Problem to work on: Each line of the listing that contains "english" should be found and copied.

Dataset records:
⟨
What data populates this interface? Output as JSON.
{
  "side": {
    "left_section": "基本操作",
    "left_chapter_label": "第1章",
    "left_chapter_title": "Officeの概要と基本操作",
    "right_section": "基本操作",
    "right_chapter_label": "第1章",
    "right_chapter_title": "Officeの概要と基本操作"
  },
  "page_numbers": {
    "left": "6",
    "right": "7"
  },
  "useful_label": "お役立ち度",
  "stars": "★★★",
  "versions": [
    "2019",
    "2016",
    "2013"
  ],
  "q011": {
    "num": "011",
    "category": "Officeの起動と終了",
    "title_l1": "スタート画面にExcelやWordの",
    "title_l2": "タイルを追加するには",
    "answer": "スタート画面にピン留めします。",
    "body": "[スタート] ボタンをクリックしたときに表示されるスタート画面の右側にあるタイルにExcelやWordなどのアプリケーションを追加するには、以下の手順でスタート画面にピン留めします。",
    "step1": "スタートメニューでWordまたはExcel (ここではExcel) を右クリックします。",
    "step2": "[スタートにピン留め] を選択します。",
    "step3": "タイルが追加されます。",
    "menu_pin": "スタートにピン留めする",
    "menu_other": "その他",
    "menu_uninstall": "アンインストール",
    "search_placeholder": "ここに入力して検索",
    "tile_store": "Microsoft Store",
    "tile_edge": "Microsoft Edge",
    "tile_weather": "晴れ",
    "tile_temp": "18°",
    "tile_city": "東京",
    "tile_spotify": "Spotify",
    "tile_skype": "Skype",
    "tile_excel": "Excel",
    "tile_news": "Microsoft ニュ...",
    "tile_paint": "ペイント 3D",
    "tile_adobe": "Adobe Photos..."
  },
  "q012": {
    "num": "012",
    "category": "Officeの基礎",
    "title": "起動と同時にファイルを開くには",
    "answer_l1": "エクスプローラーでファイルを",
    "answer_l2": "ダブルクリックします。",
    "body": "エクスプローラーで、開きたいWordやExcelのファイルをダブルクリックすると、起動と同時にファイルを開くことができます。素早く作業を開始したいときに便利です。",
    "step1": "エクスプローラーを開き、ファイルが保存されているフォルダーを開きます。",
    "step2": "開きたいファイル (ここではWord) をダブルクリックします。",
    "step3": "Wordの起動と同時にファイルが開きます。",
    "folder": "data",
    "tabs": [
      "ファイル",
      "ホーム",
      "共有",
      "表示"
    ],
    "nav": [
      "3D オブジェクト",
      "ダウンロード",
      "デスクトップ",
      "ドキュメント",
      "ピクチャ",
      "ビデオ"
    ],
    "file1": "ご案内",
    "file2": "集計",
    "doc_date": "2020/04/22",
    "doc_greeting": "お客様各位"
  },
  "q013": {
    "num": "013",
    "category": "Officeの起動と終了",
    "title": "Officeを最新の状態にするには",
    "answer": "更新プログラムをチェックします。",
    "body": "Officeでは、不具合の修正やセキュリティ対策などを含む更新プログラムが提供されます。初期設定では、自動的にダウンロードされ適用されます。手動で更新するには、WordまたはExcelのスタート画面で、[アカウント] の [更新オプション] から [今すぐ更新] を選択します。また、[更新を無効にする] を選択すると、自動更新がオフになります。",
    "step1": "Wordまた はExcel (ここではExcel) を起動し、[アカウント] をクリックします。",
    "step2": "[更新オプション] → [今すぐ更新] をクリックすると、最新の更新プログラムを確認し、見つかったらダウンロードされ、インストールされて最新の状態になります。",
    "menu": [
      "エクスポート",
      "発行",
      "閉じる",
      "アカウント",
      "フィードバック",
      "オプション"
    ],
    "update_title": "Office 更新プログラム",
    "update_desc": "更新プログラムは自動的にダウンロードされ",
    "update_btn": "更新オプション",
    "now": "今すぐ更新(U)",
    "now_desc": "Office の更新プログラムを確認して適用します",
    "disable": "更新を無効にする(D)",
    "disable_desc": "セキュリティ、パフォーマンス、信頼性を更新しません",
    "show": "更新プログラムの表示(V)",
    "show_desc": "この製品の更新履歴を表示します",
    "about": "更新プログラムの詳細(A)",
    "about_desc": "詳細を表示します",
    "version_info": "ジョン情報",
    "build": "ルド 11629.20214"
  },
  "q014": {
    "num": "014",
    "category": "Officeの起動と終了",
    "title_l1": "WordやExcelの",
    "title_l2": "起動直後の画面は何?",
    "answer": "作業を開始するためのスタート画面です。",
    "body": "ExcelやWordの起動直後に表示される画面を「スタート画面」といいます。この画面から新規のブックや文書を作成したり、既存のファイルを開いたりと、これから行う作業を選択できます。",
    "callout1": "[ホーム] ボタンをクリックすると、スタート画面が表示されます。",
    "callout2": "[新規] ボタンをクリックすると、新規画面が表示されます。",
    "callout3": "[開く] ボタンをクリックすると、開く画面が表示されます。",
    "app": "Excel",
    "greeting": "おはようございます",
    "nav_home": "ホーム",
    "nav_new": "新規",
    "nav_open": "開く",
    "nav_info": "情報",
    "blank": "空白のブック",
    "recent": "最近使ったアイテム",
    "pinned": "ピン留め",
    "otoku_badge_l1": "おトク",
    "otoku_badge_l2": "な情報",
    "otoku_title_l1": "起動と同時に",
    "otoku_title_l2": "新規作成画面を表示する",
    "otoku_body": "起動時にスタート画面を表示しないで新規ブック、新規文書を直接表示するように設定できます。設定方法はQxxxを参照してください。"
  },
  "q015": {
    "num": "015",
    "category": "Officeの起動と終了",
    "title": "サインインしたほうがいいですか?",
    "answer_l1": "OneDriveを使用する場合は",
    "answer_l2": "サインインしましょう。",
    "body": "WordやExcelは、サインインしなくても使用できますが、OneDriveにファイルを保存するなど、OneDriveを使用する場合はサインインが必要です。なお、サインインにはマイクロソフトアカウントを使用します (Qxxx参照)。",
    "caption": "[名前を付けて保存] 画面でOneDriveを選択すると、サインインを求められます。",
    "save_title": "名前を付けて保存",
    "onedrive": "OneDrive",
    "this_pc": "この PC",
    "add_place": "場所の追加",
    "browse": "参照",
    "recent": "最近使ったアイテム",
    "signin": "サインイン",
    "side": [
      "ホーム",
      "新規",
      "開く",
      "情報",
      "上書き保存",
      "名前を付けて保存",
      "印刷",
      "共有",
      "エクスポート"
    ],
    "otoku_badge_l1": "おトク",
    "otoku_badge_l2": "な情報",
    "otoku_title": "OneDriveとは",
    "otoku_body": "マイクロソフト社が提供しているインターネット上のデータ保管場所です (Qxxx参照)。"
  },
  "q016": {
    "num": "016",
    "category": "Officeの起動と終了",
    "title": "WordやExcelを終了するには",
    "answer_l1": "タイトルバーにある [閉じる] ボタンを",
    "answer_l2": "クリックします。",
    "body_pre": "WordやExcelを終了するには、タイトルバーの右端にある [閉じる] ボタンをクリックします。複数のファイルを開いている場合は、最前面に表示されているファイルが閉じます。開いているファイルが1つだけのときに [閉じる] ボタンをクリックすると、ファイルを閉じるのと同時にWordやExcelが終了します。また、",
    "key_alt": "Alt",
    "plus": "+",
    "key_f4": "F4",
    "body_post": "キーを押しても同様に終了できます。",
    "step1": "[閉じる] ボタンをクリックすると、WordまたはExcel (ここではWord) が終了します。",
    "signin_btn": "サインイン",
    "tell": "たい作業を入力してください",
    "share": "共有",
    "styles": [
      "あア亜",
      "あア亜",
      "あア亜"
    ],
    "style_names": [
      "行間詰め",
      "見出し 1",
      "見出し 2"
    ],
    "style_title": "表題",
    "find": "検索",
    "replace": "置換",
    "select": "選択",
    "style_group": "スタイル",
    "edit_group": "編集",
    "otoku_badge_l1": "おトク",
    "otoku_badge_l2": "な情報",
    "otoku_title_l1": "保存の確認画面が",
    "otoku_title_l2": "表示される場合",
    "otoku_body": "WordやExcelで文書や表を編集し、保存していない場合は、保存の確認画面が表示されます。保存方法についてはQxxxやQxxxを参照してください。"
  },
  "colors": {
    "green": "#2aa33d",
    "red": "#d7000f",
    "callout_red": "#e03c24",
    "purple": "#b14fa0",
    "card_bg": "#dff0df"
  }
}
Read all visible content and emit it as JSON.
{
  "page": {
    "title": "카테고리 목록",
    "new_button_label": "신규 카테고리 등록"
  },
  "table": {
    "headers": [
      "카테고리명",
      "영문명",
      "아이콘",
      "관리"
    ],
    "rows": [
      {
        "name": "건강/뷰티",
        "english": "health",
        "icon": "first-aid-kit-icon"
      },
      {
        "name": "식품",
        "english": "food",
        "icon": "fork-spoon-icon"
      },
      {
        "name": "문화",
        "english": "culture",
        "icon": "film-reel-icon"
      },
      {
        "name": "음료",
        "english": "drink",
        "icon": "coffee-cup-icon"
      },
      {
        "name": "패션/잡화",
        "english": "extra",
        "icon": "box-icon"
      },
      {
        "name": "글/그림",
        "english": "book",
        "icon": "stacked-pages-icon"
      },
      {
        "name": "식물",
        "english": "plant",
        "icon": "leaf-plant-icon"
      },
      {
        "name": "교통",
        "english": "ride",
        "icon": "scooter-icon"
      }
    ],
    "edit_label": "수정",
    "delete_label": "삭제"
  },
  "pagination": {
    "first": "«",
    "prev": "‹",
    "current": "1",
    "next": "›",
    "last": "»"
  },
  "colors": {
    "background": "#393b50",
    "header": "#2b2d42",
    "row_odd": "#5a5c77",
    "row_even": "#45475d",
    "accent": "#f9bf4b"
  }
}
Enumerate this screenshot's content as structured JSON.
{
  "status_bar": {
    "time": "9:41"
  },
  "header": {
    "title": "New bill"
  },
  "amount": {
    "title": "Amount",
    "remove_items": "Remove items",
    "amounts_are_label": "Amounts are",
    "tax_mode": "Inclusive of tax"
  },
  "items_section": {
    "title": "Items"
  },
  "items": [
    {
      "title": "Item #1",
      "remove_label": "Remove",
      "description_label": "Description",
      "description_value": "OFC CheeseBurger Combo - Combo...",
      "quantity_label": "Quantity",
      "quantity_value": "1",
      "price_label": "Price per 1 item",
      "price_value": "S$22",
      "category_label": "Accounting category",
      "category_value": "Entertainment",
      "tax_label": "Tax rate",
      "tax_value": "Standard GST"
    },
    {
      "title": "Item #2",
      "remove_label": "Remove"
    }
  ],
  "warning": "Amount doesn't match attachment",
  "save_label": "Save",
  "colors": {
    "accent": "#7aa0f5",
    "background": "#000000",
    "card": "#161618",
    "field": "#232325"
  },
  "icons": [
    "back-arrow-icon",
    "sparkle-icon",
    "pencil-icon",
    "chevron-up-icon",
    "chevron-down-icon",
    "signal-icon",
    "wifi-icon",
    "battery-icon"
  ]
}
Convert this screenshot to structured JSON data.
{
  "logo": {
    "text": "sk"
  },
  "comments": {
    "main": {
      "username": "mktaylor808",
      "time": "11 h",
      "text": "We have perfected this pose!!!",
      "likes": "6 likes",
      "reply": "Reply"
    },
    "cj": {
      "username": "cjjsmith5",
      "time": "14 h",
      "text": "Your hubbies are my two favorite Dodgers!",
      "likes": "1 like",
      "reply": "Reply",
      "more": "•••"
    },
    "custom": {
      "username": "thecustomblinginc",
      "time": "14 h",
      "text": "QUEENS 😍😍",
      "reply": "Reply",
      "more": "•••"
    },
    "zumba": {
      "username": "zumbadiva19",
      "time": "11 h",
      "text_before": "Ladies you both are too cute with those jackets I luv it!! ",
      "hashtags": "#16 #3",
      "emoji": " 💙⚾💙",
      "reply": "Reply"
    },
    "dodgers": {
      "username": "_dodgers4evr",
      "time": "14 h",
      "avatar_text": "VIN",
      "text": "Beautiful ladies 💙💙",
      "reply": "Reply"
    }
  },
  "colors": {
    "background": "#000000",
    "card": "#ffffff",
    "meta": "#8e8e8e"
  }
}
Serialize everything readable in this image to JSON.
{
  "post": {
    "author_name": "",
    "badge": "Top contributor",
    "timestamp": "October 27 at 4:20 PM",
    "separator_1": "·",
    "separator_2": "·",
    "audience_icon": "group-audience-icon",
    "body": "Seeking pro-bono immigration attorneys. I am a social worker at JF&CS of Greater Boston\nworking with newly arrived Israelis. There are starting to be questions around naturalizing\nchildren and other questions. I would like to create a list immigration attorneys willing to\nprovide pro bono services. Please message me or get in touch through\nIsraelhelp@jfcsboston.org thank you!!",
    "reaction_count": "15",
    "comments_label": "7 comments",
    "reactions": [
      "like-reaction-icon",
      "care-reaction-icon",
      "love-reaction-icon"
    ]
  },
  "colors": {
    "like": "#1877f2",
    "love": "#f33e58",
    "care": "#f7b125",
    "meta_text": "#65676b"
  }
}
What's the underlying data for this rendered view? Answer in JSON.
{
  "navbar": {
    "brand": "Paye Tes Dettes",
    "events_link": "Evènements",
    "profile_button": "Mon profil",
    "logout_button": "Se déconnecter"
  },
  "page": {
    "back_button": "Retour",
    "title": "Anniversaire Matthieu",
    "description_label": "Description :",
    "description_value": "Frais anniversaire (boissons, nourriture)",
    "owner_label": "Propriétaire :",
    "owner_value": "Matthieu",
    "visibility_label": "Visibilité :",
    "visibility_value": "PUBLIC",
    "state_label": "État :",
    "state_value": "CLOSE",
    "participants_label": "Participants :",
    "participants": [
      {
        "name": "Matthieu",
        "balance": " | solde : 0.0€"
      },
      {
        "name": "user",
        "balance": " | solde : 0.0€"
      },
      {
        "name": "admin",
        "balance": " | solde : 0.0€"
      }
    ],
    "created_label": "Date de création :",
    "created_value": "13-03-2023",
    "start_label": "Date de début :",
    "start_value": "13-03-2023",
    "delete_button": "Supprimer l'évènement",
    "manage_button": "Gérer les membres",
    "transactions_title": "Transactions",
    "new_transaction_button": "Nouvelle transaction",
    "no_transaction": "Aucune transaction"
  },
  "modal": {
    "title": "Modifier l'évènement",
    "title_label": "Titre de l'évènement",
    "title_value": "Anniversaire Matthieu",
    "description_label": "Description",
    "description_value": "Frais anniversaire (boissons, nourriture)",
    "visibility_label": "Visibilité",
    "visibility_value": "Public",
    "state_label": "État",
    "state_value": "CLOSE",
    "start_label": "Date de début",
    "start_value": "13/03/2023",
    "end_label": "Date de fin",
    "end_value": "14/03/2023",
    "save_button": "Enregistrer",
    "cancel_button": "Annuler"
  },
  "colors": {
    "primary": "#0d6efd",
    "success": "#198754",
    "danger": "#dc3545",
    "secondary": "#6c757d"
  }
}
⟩
Solution to the exercise:
        "english": "health",
        "english": "food",
        "english": "culture",
        "english": "drink",
        "english": "extra",
        "english": "book",
        "english": "plant",
        "english": "ride",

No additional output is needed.